### Work to complete
How many lines in the records below contain "this"? Answer with the number alone.

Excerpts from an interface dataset
^^^^

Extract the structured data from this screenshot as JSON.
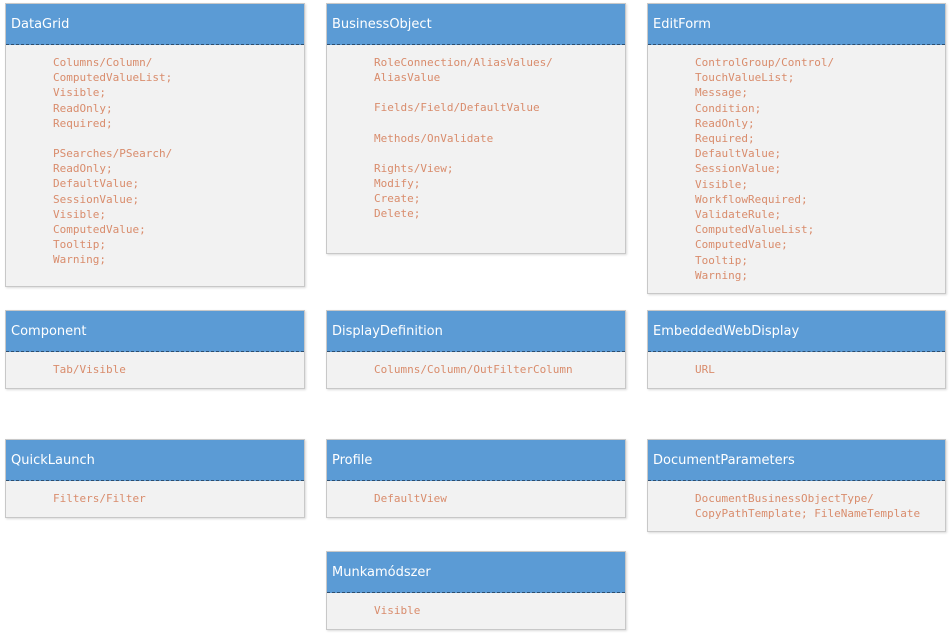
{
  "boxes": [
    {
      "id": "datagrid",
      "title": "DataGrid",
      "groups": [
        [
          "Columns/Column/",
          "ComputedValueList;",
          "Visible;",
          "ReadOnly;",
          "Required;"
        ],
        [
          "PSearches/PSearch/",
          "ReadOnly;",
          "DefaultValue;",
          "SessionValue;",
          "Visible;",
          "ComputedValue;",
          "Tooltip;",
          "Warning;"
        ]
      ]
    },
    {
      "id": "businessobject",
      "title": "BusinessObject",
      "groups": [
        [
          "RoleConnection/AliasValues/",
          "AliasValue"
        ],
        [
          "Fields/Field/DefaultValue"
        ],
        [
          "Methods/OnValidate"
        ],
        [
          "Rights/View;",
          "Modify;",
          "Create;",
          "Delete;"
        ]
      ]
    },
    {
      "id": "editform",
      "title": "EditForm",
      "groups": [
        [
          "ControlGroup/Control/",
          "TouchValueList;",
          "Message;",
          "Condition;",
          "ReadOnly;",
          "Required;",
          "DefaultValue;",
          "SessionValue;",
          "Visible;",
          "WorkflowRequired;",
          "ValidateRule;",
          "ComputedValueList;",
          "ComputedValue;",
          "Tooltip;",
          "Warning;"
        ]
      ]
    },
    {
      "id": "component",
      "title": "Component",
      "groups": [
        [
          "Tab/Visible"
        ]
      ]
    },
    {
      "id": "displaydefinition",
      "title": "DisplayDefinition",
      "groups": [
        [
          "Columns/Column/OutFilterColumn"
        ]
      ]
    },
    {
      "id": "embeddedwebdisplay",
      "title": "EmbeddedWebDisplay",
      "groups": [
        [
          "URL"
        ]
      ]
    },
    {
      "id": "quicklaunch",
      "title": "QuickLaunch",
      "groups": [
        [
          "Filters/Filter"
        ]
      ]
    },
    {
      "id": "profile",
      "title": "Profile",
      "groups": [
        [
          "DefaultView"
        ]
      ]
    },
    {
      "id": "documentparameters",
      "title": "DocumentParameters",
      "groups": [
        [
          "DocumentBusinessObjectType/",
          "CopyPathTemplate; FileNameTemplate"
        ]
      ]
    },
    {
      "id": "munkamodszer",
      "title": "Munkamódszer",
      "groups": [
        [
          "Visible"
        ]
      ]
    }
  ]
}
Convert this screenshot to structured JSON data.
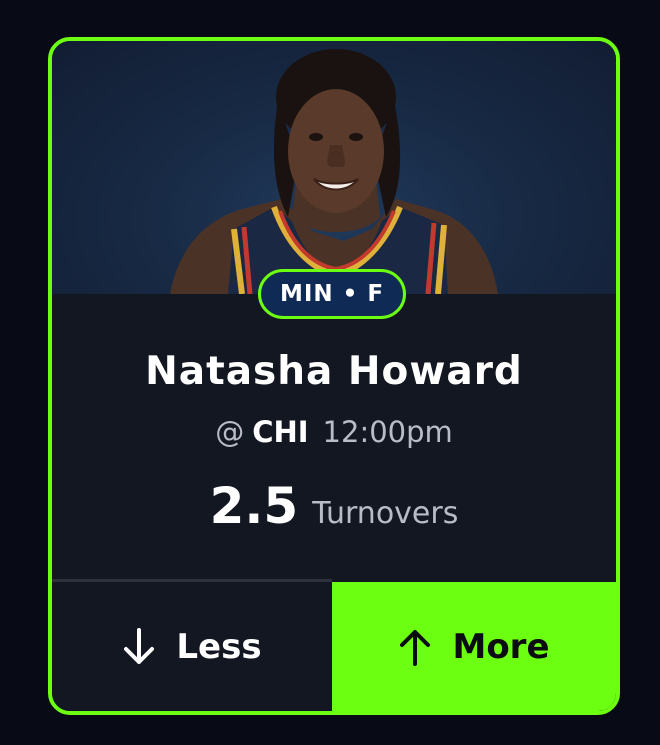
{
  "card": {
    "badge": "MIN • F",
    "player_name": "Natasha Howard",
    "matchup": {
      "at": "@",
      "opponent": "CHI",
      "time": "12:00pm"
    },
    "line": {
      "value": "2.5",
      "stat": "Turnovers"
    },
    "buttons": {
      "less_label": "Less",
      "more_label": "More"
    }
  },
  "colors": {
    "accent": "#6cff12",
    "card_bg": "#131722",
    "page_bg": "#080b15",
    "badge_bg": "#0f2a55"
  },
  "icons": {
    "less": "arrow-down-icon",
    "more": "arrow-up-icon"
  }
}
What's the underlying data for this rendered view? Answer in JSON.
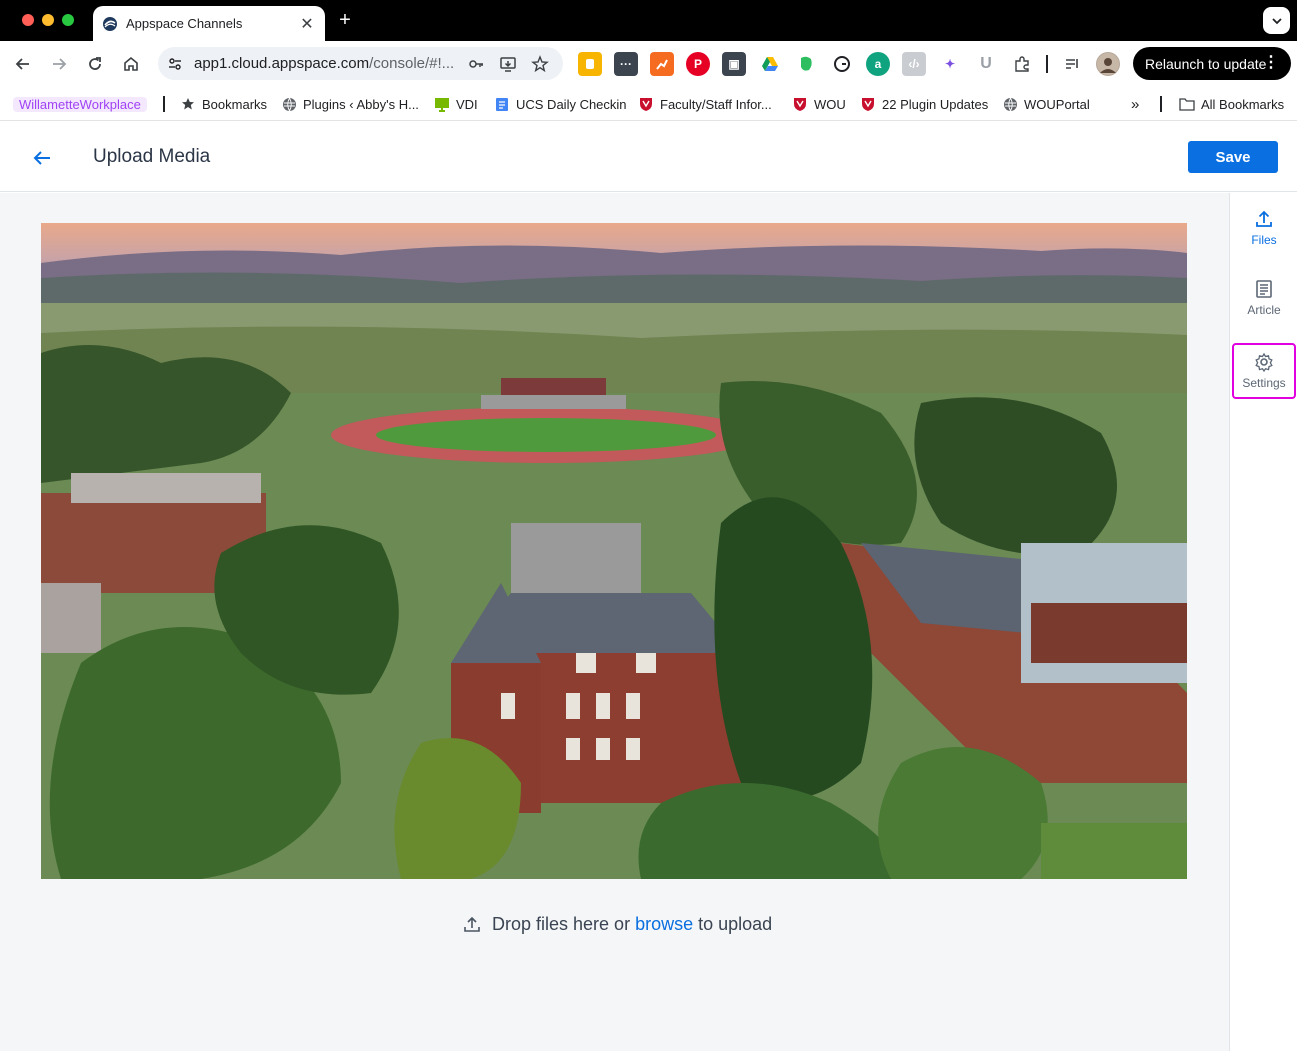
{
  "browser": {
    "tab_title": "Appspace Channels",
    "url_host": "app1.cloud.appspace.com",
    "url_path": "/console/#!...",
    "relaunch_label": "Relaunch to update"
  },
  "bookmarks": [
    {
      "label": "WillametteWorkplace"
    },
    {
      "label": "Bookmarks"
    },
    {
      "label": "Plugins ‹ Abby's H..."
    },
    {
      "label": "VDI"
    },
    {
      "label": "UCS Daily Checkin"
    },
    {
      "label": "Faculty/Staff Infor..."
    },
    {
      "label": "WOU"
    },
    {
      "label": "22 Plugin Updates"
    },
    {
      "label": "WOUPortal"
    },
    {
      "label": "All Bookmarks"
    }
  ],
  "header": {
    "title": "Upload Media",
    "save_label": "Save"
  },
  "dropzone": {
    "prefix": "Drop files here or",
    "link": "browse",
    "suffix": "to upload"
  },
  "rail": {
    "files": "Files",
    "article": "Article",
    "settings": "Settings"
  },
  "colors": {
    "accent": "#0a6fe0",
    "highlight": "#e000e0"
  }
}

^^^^

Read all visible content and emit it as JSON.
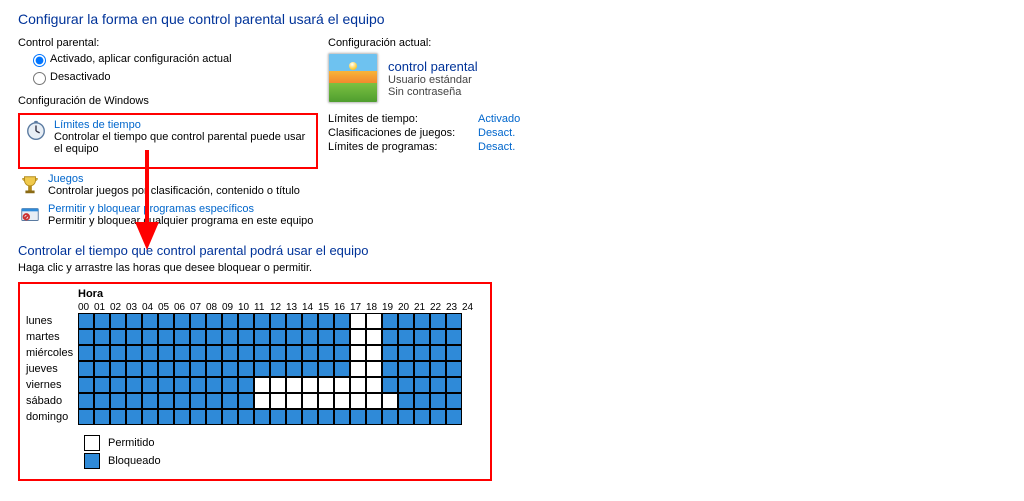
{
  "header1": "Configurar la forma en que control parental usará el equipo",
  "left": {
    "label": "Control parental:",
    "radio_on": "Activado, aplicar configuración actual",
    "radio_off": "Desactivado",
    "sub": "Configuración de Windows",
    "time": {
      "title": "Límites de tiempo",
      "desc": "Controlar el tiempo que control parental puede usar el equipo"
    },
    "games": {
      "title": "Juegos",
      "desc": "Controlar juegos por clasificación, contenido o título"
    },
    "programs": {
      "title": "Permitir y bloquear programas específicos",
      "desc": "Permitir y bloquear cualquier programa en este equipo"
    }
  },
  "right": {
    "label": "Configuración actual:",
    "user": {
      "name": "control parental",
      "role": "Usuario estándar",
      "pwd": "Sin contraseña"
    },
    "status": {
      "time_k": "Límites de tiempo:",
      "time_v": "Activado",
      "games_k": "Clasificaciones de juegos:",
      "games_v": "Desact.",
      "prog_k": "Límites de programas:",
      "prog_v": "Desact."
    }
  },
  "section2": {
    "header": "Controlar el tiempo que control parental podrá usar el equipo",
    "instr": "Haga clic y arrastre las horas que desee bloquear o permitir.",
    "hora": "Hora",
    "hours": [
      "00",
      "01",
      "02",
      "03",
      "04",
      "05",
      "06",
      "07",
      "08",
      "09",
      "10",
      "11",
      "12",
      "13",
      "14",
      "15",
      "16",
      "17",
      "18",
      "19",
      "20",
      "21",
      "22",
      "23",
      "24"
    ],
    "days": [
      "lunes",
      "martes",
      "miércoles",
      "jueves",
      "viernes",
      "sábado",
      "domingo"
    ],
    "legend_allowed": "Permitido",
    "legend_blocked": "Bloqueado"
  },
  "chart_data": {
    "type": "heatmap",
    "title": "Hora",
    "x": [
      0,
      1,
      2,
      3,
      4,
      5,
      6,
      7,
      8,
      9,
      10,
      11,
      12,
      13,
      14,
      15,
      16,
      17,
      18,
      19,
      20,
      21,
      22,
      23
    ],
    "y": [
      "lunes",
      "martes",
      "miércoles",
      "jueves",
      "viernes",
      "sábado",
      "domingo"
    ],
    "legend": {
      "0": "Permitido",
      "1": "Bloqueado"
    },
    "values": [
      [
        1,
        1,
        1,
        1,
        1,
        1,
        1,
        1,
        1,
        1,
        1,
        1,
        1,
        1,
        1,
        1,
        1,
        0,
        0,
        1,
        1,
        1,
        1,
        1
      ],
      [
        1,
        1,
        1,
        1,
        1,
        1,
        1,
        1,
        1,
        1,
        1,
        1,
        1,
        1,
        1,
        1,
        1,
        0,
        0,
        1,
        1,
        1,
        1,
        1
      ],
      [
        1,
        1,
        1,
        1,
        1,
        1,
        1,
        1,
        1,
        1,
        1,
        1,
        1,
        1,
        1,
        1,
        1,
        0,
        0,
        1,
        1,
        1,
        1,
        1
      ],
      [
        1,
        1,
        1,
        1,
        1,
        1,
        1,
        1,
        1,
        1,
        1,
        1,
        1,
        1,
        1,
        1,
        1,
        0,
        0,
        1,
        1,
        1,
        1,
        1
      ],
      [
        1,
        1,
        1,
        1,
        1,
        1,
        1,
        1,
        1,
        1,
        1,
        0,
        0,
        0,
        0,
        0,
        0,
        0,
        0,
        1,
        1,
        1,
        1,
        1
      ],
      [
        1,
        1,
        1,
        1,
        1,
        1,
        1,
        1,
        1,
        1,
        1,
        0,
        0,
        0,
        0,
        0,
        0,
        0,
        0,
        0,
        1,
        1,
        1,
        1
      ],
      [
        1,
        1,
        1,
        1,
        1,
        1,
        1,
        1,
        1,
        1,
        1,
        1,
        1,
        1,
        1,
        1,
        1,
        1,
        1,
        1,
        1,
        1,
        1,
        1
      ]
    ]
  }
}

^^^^

### Task result
3